Of cement, chocolate & rum
Although many trendy bars now serve chocolate mojitos, a Swiss and Cuban mix is not obvious. Yet, when it comes to cement, Swiss, Cuban and Indian scientists have tackled one of the world’s lesser known but biggest challenges. As countries develop, demand for housing and infrastructure increases. Concrete is by far the most commonly used construction material to meet these needs, and cement is required to make concrete.
As the Cuban economy reforms, demand for construction materials is growing extremely fast; demand for cement is expected to grow by over 70% over the next 3 years. Cuba currently does not have the production capacity in place to sustain that growth. Furthermore, cement production is carbon and resource intensive.
One of Cuba’s challenges is to find ways of producing more cement with existing clinker production capacity, to meet growing demand with a reduced environmental impact.
Prof. Fernando Martirena Hernández, leader of the Cuban LC3 team said: “The challenge of meeting the sudden increase in cement demand gives Cuba the unique opportunity of choosing a low carbon path towards development through the introduction of LC3 at a large scale, as the only viable option in the very short term. In the mid to long term, LC3 could also allow Cuba to preserve valuable resources whilst yet meeting development needs”.
The answer came from a long standing cooperation between the École Polytechnique Fédérale de Lausanne in Switzerland and the Universidad Central de las Villas in Cuba. A unique mix between fundamental material science and hands on field tests have shown that abundantly available low grade kaolin clay could be used as an alternative, low carbon, raw material.
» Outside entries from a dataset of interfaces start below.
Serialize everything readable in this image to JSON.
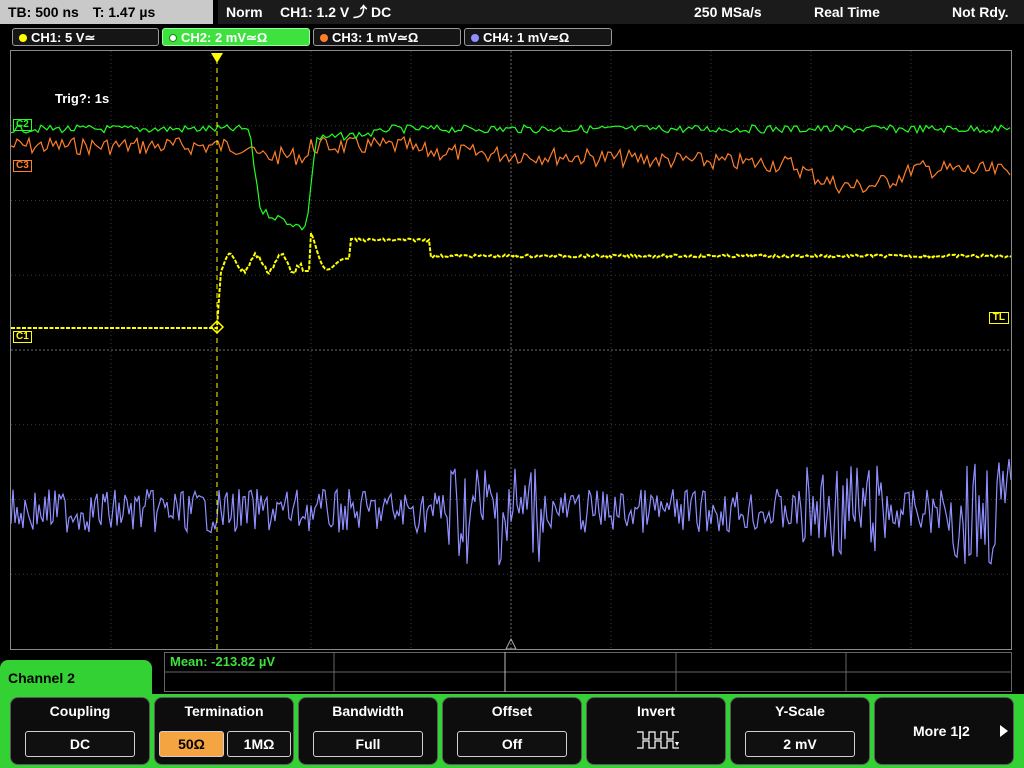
{
  "topbar": {
    "timebase": "TB: 500 ns",
    "trigger_time": "T: 1.47 µs",
    "mode": "Norm",
    "trigger": "CH1: 1.2 V ⤴ DC",
    "sample_rate": "250 MSa/s",
    "acq": "Real Time",
    "status": "Not Rdy."
  },
  "channels": [
    {
      "label": "CH1: 5 V≃",
      "color": "#ffff00"
    },
    {
      "label": "CH2: 2 mV≃Ω",
      "color": "#22ff22"
    },
    {
      "label": "CH3: 1 mV≃Ω",
      "color": "#ff7f2a"
    },
    {
      "label": "CH4: 1 mV≃Ω",
      "color": "#8f8fff"
    }
  ],
  "screen": {
    "trig_info": "Trig?: 1s",
    "marker_c2": "C2",
    "marker_c3": "C3",
    "marker_c1": "C1",
    "marker_tl": "TL"
  },
  "measurement": {
    "text": "Mean: -213.82 µV"
  },
  "menu": {
    "channel": "Channel 2",
    "coupling": {
      "title": "Coupling",
      "value": "DC"
    },
    "termination": {
      "title": "Termination",
      "opt1": "50Ω",
      "opt2": "1MΩ"
    },
    "bandwidth": {
      "title": "Bandwidth",
      "value": "Full"
    },
    "offset": {
      "title": "Offset",
      "value": "Off"
    },
    "invert": {
      "title": "Invert",
      "icon": "invert-waveform-icon"
    },
    "yscale": {
      "title": "Y-Scale",
      "value": "2 mV"
    },
    "more": {
      "label": "More 1|2",
      "icon": "play-right-icon"
    }
  }
}
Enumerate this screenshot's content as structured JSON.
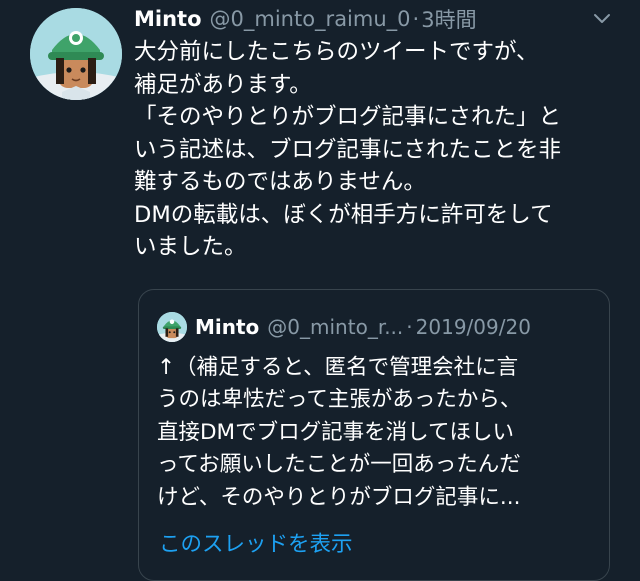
{
  "tweet": {
    "name": "Minto",
    "handle": "@0_minto_raimu_0",
    "separator": "·",
    "time": "3時間",
    "lines": [
      "大分前にしたこちらのツイートですが、",
      "補足があります。",
      "「そのやりとりがブログ記事にされた」と",
      "いう記述は、ブログ記事にされたことを非",
      "難するものではありません。",
      "DMの転載は、ぼくが相手方に許可をして",
      "いました。"
    ]
  },
  "quote": {
    "name": "Minto",
    "handle": "@0_minto_r...",
    "separator": "·",
    "date": "2019/09/20",
    "lines": [
      "↑（補足すると、匿名で管理会社に言",
      "うのは卑怯だって主張があったから、",
      "直接DMでブログ記事を消してほしい",
      "ってお願いしたことが一回あったんだ",
      "けど、そのやりとりがブログ記事に..."
    ],
    "thread_link": "このスレッドを表示"
  },
  "colors": {
    "background": "#15202b",
    "secondary_text": "#8899a6",
    "link": "#1da1f2",
    "border": "#38444d"
  },
  "icons": {
    "avatar": "character-avatar",
    "caret": "chevron-down-icon"
  }
}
The initial results from the field trials in Cuba were confirmed by a broader project that involved a range of research and development organisations in India.
LC3, as this new cement came to be known, makes it possible to nearly double the quantity of cement produced from the same quantity of limestone by substituting a large portion of clinker (an intermediary material made by heating limestone at very high temperatures) with calcined clay.
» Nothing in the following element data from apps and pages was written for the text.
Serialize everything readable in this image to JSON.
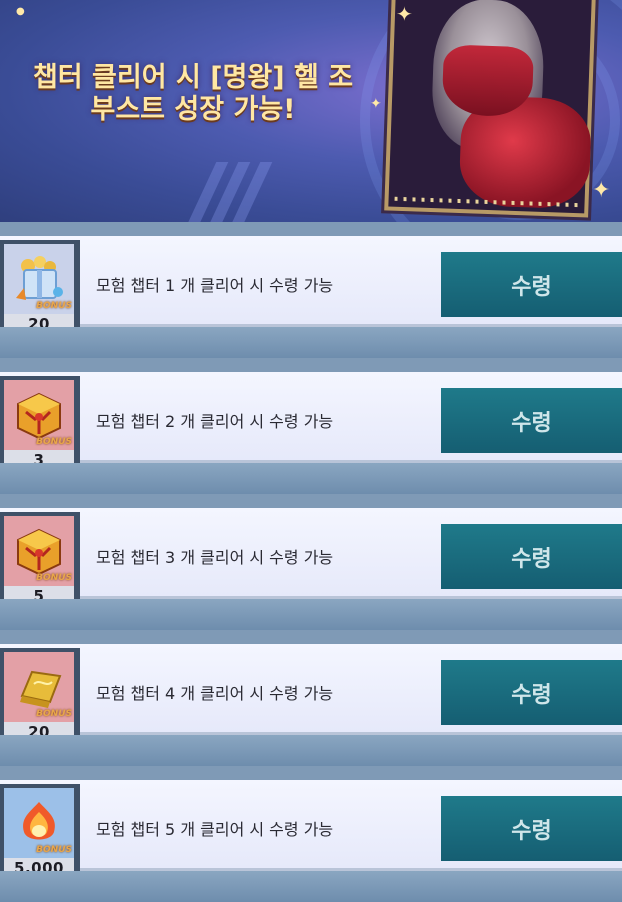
{
  "banner": {
    "headline_line1": "챕터 클리어 시 [명왕] 헬 조",
    "headline_line2": "부스트 성장 가능!"
  },
  "missions": [
    {
      "description": "모험 챕터 1 개 클리어 시 수령 가능",
      "reward_qty": "20",
      "bonus_label": "BONUS",
      "reward_icon": "blue-gift-box-icon",
      "thumb_color": "#c9d2ea",
      "claim_label": "수령"
    },
    {
      "description": "모험 챕터 2 개 클리어 시 수령 가능",
      "reward_qty": "3",
      "bonus_label": "BONUS",
      "reward_icon": "gold-cube-icon",
      "thumb_color": "#e3a0a6",
      "claim_label": "수령"
    },
    {
      "description": "모험 챕터 3 개 클리어 시 수령 가능",
      "reward_qty": "5",
      "bonus_label": "BONUS",
      "reward_icon": "gold-cube-icon",
      "thumb_color": "#e3a0a6",
      "claim_label": "수령"
    },
    {
      "description": "모험 챕터 4 개 클리어 시 수령 가능",
      "reward_qty": "20",
      "bonus_label": "BONUS",
      "reward_icon": "gold-bar-icon",
      "thumb_color": "#e3a0a6",
      "claim_label": "수령"
    },
    {
      "description": "모험 챕터 5 개 클리어 시 수령 가능",
      "reward_qty": "5,000",
      "bonus_label": "BONUS",
      "reward_icon": "fire-gem-icon",
      "thumb_color": "#9cc0e8",
      "claim_label": "수령"
    }
  ],
  "colors": {
    "claim_button": "#1a6d7e",
    "headline": "#ffe7a3"
  }
}
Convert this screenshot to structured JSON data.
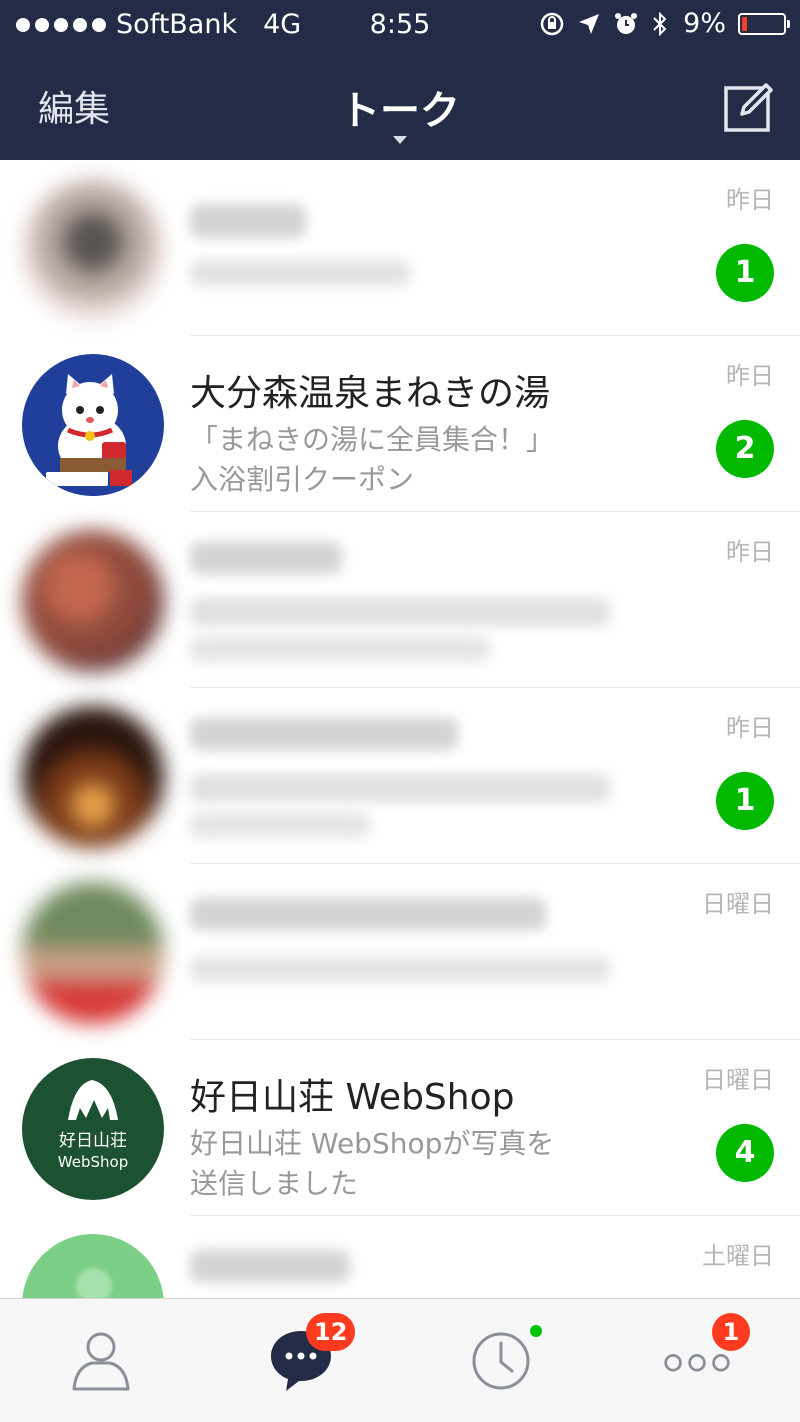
{
  "status_bar": {
    "carrier": "SoftBank",
    "network": "4G",
    "time": "8:55",
    "battery": "9%"
  },
  "nav": {
    "edit_label": "編集",
    "title": "トーク"
  },
  "chats": [
    {
      "name": "",
      "message_lines": [],
      "date": "昨日",
      "unread": "1"
    },
    {
      "name": "大分森温泉まねきの湯",
      "message_lines": [
        "「まねきの湯に全員集合！」",
        "入浴割引クーポン"
      ],
      "date": "昨日",
      "unread": "2"
    },
    {
      "name": "",
      "message_lines": [],
      "date": "昨日",
      "unread": ""
    },
    {
      "name": "",
      "message_lines": [],
      "date": "昨日",
      "unread": "1"
    },
    {
      "name": "",
      "message_lines": [],
      "date": "日曜日",
      "unread": ""
    },
    {
      "name": "好日山荘 WebShop",
      "message_lines": [
        "好日山荘 WebShopが写真を",
        "送信しました"
      ],
      "date": "日曜日",
      "unread": "4",
      "avatar_text": [
        "好日山荘",
        "WebShop"
      ]
    },
    {
      "name": "",
      "message_lines": [],
      "date": "土曜日",
      "unread": ""
    }
  ],
  "tab_bar": {
    "chats_badge": "12",
    "more_badge": "1"
  },
  "colors": {
    "header_bg": "#242b46",
    "unread_badge": "#00b900",
    "tab_badge": "#ff3b1f",
    "battery_low": "#ff3b30"
  }
}
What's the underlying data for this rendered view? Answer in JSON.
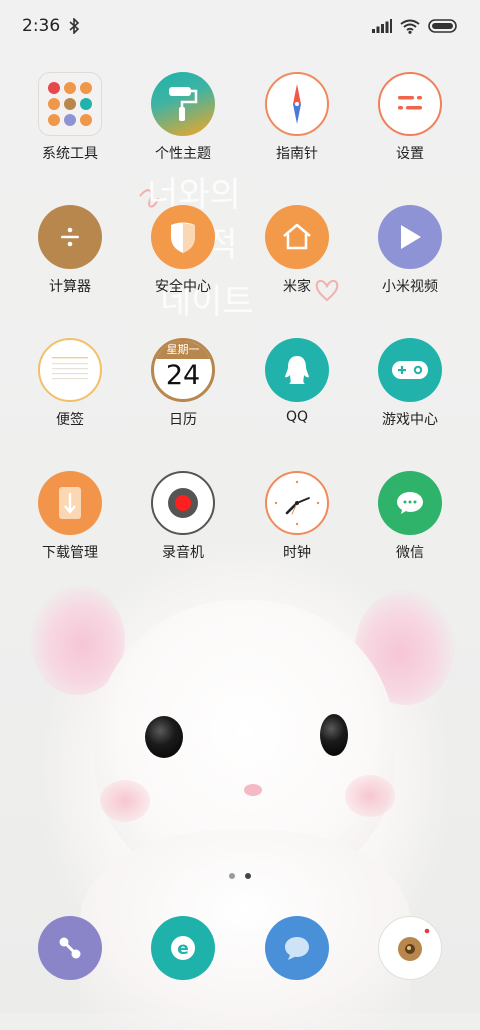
{
  "status_bar": {
    "time": "2:36"
  },
  "apps": [
    {
      "label": "系统工具"
    },
    {
      "label": "个性主题"
    },
    {
      "label": "指南针"
    },
    {
      "label": "设置"
    },
    {
      "label": "计算器"
    },
    {
      "label": "安全中心"
    },
    {
      "label": "米家"
    },
    {
      "label": "小米视频"
    },
    {
      "label": "便签"
    },
    {
      "label": "日历",
      "weekday": "星期一",
      "day": "24"
    },
    {
      "label": "QQ"
    },
    {
      "label": "游戏中心"
    },
    {
      "label": "下载管理"
    },
    {
      "label": "录音机"
    },
    {
      "label": "时钟"
    },
    {
      "label": "微信"
    }
  ],
  "page_indicator": {
    "pages": 2,
    "current": 2
  },
  "dock": [
    {
      "icon": "phone-icon"
    },
    {
      "icon": "browser-icon"
    },
    {
      "icon": "messages-icon"
    },
    {
      "icon": "camera-icon"
    }
  ],
  "wallpaper": {
    "scribble_lines": [
      "너와의",
      "기적",
      "네이트"
    ]
  },
  "colors": {
    "calculator": "#b8874d",
    "security": "#f29a4a",
    "mijia": "#f29a4a",
    "video": "#8e93d6",
    "qq": "#21b3ab",
    "game": "#21b3ab",
    "download": "#f2954a",
    "wechat": "#2fb36a",
    "phone": "#8a84c9",
    "browser": "#1fb2ab",
    "messages": "#4a90d9"
  }
}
Limestone Calcined Clay Cement (LC3) has the potential to reduce CO2 emission by 20-30% compared to traditional cement; a major reduction considering that cement accounts for 5-8% of today’s manmade emissions.
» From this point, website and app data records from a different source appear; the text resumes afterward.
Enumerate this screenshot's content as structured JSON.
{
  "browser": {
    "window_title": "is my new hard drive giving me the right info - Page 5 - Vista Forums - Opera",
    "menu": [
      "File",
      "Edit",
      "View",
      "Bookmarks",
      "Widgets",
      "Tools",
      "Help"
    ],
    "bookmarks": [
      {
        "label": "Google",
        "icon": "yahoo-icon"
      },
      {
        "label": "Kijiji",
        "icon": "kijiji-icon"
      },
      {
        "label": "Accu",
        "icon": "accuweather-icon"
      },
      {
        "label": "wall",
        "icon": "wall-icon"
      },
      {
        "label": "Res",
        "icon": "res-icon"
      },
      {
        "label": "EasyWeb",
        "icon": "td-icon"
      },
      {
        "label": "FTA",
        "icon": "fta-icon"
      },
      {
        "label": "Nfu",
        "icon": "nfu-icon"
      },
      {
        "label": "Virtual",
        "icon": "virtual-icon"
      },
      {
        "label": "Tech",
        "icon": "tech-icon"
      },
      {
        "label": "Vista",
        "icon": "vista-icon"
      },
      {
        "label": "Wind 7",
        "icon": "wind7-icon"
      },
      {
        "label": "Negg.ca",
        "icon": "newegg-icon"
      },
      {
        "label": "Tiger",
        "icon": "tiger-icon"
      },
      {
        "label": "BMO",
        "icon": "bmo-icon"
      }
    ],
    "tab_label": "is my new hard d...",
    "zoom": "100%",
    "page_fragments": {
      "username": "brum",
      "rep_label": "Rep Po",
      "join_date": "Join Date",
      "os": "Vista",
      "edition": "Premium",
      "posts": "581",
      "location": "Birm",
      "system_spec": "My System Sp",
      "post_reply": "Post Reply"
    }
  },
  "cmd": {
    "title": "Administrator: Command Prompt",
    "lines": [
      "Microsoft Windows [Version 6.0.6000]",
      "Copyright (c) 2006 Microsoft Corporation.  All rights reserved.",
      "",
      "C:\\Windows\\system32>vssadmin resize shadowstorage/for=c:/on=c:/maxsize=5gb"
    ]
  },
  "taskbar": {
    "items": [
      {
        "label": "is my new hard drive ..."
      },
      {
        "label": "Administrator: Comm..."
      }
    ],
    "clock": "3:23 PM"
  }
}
LC3 is a low-carbon and low-cost cement that delivers similar or even superior performance properties compared to Portland cement. The blend can be easily manufactured in existing production lines, requiring only minor capital investments.
“The potential impact of the LC3 project is very significant. After water, concrete is the most used material in the world. Any emissions reduction will have a substantial impact”, explains Professor Scrivener who heads the LC3 project. “LC3 can become an essential construction material, especially in fast-growing emerging economies where minimising environmental impact and resource depletion are a top priority”. It is estimated that using LC3 instead of regular cement can save up to 500 million tonnes of CO2 per year by 2050 (equivalent to the emission of the UK or Canada). “If we want to advance the sustainability of concrete – its cost, availability and environmental footprint – we have to act before demand increases exponentially”, says Scrivener.
Industrial scale pilot projects were implemented in Cuba and India, and in both countries several structures were successfully built using the cement. Cuba will be the first country where LC3 will be produced at a commercial scale. It will enable to meet growing demand without large capital investments and whilst lowering the impact on the environment.
A chocolate mojito with a nice twist.
For more Information, please contact:
École polytechnique fédérale de Lausanne
Mr. Rob Fielding
Tel: +41 21 693 10 28
Universidad Central de las Villas
Facultad de Construcciones/Faculty of Constructions
José Fernando Martirena Hernández (Prof. Dr.Sc. Ing.)
Tel: +53 42 205872 ext 102